--- Problem ---
Make an exact copy of the records, with the images left out.

--- Items from a data source ---
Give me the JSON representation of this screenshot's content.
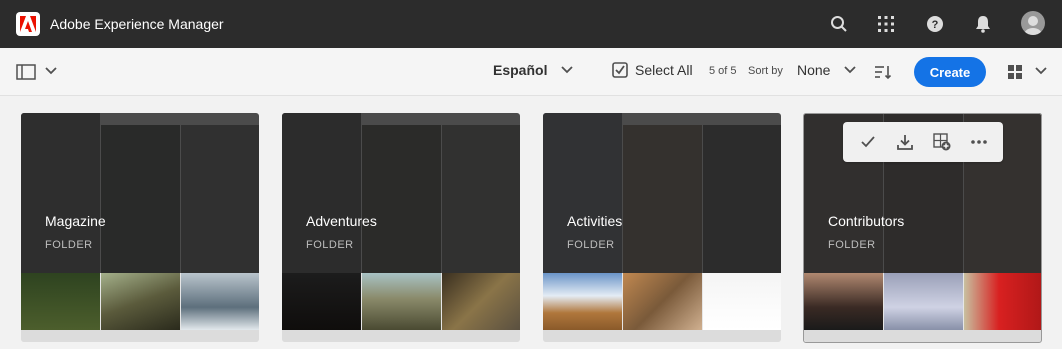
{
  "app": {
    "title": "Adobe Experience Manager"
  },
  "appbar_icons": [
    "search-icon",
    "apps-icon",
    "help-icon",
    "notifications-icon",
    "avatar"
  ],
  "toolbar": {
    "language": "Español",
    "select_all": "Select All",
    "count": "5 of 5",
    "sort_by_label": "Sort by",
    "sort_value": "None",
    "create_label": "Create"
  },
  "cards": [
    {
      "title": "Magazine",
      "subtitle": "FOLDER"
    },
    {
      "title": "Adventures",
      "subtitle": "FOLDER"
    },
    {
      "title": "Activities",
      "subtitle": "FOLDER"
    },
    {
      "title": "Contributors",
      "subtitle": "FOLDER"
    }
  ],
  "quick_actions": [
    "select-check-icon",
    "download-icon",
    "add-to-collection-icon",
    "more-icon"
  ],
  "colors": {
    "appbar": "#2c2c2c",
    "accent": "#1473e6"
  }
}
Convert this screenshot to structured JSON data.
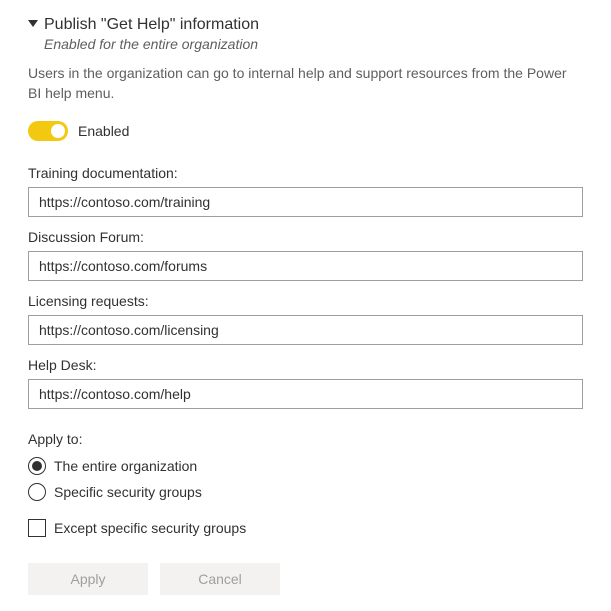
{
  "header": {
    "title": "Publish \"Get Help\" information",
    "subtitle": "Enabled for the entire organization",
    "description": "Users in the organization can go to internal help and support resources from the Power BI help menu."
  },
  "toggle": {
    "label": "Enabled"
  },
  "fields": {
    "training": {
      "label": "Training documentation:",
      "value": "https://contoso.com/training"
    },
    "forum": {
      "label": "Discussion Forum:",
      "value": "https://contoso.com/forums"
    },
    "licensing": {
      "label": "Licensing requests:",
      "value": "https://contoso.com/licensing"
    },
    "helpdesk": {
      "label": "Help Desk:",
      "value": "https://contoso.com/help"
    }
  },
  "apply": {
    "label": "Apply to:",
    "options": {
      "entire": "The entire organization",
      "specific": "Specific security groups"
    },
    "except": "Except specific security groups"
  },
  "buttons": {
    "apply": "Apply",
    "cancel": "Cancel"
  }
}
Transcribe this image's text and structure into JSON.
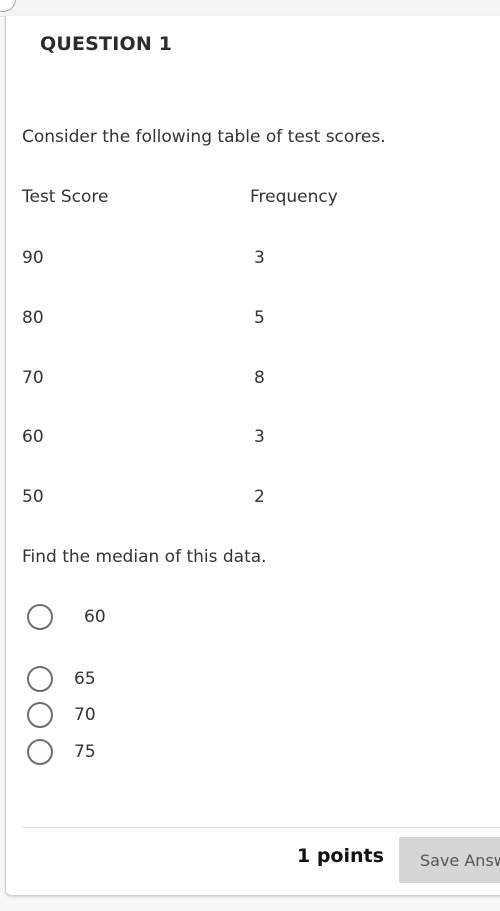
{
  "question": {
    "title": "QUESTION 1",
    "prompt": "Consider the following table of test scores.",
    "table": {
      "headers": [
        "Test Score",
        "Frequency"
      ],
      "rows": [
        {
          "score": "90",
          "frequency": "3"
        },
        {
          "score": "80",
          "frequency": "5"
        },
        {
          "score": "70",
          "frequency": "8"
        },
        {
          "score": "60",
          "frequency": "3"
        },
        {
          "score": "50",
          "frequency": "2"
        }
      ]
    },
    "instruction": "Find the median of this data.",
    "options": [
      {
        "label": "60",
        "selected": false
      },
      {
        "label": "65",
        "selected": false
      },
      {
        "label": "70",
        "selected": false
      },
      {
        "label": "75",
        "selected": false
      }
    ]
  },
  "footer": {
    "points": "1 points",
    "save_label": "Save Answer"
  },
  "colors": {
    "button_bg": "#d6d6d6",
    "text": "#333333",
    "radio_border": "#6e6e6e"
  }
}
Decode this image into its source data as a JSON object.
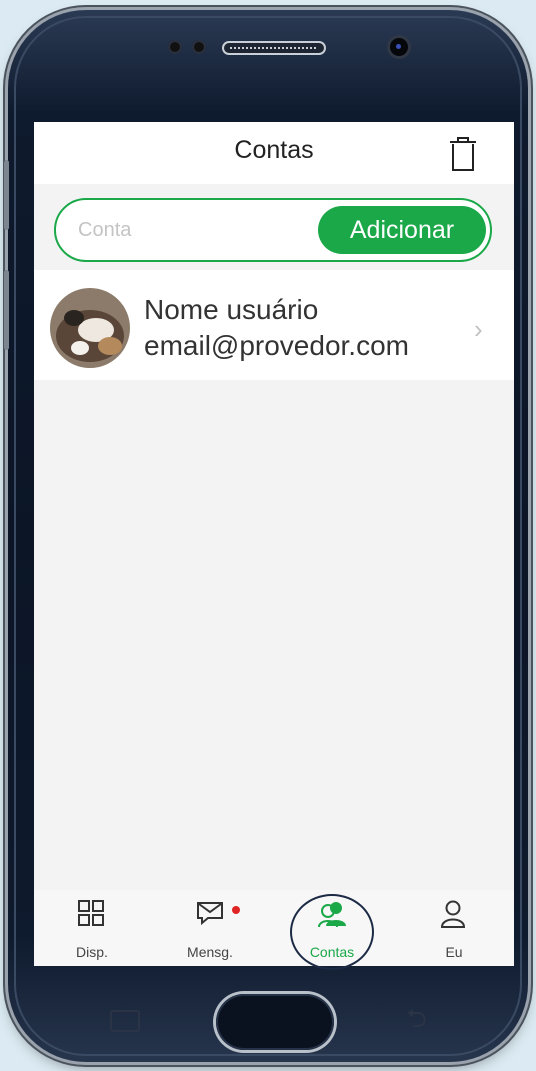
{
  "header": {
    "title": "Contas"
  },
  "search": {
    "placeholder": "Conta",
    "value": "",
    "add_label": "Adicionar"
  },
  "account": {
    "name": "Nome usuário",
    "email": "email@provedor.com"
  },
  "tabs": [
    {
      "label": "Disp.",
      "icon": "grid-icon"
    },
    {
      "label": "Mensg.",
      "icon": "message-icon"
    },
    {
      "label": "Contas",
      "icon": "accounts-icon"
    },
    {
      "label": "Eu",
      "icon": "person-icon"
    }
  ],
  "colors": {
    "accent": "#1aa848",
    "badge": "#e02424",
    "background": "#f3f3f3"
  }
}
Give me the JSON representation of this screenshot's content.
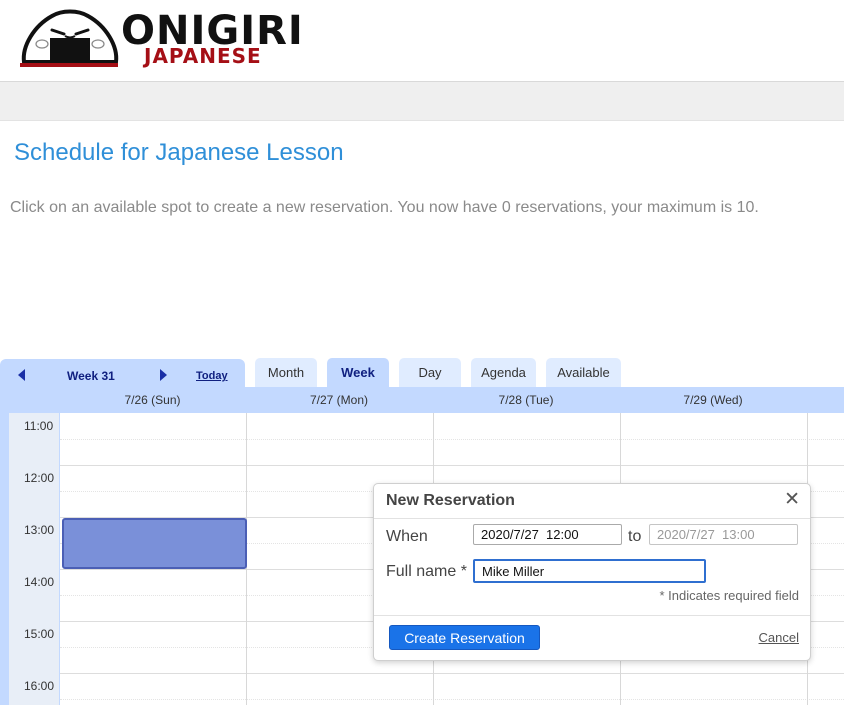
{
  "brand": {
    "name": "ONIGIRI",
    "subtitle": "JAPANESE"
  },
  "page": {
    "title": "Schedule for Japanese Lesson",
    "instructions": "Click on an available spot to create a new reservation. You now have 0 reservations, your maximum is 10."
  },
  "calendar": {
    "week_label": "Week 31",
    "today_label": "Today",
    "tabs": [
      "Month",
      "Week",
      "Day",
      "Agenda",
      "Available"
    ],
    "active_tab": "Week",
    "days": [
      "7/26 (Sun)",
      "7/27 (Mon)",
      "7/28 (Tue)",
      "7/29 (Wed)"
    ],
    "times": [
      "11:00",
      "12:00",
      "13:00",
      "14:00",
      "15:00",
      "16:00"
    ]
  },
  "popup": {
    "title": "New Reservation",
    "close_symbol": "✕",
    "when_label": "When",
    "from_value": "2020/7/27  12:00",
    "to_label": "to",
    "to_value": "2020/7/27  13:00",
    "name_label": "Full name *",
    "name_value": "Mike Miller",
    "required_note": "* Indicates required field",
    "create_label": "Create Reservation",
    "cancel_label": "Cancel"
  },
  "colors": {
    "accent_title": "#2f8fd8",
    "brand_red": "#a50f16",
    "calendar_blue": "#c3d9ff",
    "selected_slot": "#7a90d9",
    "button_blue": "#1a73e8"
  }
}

--- Solution below ---
Give me the JSON representation of this screenshot's content.
{
  "app": {
    "title": "Adobe Experience Manager"
  },
  "appbar_icons": [
    "search-icon",
    "apps-icon",
    "help-icon",
    "notifications-icon",
    "avatar"
  ],
  "toolbar": {
    "language": "Español",
    "select_all": "Select All",
    "count": "5 of 5",
    "sort_by_label": "Sort by",
    "sort_value": "None",
    "create_label": "Create"
  },
  "cards": [
    {
      "title": "Magazine",
      "subtitle": "FOLDER"
    },
    {
      "title": "Adventures",
      "subtitle": "FOLDER"
    },
    {
      "title": "Activities",
      "subtitle": "FOLDER"
    },
    {
      "title": "Contributors",
      "subtitle": "FOLDER"
    }
  ],
  "quick_actions": [
    "select-check-icon",
    "download-icon",
    "add-to-collection-icon",
    "more-icon"
  ],
  "colors": {
    "appbar": "#2c2c2c",
    "accent": "#1473e6"
  }
}
Convert this screenshot to structured JSON data.
{
  "header": {
    "title": "Publish \"Get Help\" information",
    "subtitle": "Enabled for the entire organization",
    "description": "Users in the organization can go to internal help and support resources from the Power BI help menu."
  },
  "toggle": {
    "label": "Enabled"
  },
  "fields": {
    "training": {
      "label": "Training documentation:",
      "value": "https://contoso.com/training"
    },
    "forum": {
      "label": "Discussion Forum:",
      "value": "https://contoso.com/forums"
    },
    "licensing": {
      "label": "Licensing requests:",
      "value": "https://contoso.com/licensing"
    },
    "helpdesk": {
      "label": "Help Desk:",
      "value": "https://contoso.com/help"
    }
  },
  "apply": {
    "label": "Apply to:",
    "options": {
      "entire": "The entire organization",
      "specific": "Specific security groups"
    },
    "except": "Except specific security groups"
  },
  "buttons": {
    "apply": "Apply",
    "cancel": "Cancel"
  }
}
Transcribe this image's text and structure into JSON.
{
  "question": {
    "title": "QUESTION 1",
    "prompt": "Consider the following table of test scores.",
    "table": {
      "headers": [
        "Test Score",
        "Frequency"
      ],
      "rows": [
        {
          "score": "90",
          "frequency": "3"
        },
        {
          "score": "80",
          "frequency": "5"
        },
        {
          "score": "70",
          "frequency": "8"
        },
        {
          "score": "60",
          "frequency": "3"
        },
        {
          "score": "50",
          "frequency": "2"
        }
      ]
    },
    "instruction": "Find the median of this data.",
    "options": [
      {
        "label": "60",
        "selected": false
      },
      {
        "label": "65",
        "selected": false
      },
      {
        "label": "70",
        "selected": false
      },
      {
        "label": "75",
        "selected": false
      }
    ]
  },
  "footer": {
    "points": "1 points",
    "save_label": "Save Answer"
  },
  "colors": {
    "button_bg": "#d6d6d6",
    "text": "#333333",
    "radio_border": "#6e6e6e"
  }
}
Decode this image into its source data as a JSON object.
{
  "header": {
    "title": "Contas"
  },
  "search": {
    "placeholder": "Conta",
    "value": "",
    "add_label": "Adicionar"
  },
  "account": {
    "name": "Nome usuário",
    "email": "email@provedor.com"
  },
  "tabs": [
    {
      "label": "Disp.",
      "icon": "grid-icon"
    },
    {
      "label": "Mensg.",
      "icon": "message-icon"
    },
    {
      "label": "Contas",
      "icon": "accounts-icon"
    },
    {
      "label": "Eu",
      "icon": "person-icon"
    }
  ],
  "colors": {
    "accent": "#1aa848",
    "badge": "#e02424",
    "background": "#f3f3f3"
  }
}
Give me the JSON representation of this screenshot's content.
{
  "brand": {
    "name": "ONIGIRI",
    "subtitle": "JAPANESE"
  },
  "page": {
    "title": "Schedule for Japanese Lesson",
    "instructions": "Click on an available spot to create a new reservation. You now have 0 reservations, your maximum is 10."
  },
  "calendar": {
    "week_label": "Week 31",
    "today_label": "Today",
    "tabs": [
      "Month",
      "Week",
      "Day",
      "Agenda",
      "Available"
    ],
    "active_tab": "Week",
    "days": [
      "7/26 (Sun)",
      "7/27 (Mon)",
      "7/28 (Tue)",
      "7/29 (Wed)"
    ],
    "times": [
      "11:00",
      "12:00",
      "13:00",
      "14:00",
      "15:00",
      "16:00"
    ]
  },
  "popup": {
    "title": "New Reservation",
    "close_symbol": "✕",
    "when_label": "When",
    "from_value": "2020/7/27  12:00",
    "to_label": "to",
    "to_value": "2020/7/27  13:00",
    "name_label": "Full name *",
    "name_value": "Mike Miller",
    "required_note": "* Indicates required field",
    "create_label": "Create Reservation",
    "cancel_label": "Cancel"
  },
  "colors": {
    "accent_title": "#2f8fd8",
    "brand_red": "#a50f16",
    "calendar_blue": "#c3d9ff",
    "selected_slot": "#7a90d9",
    "button_blue": "#1a73e8"
  }
}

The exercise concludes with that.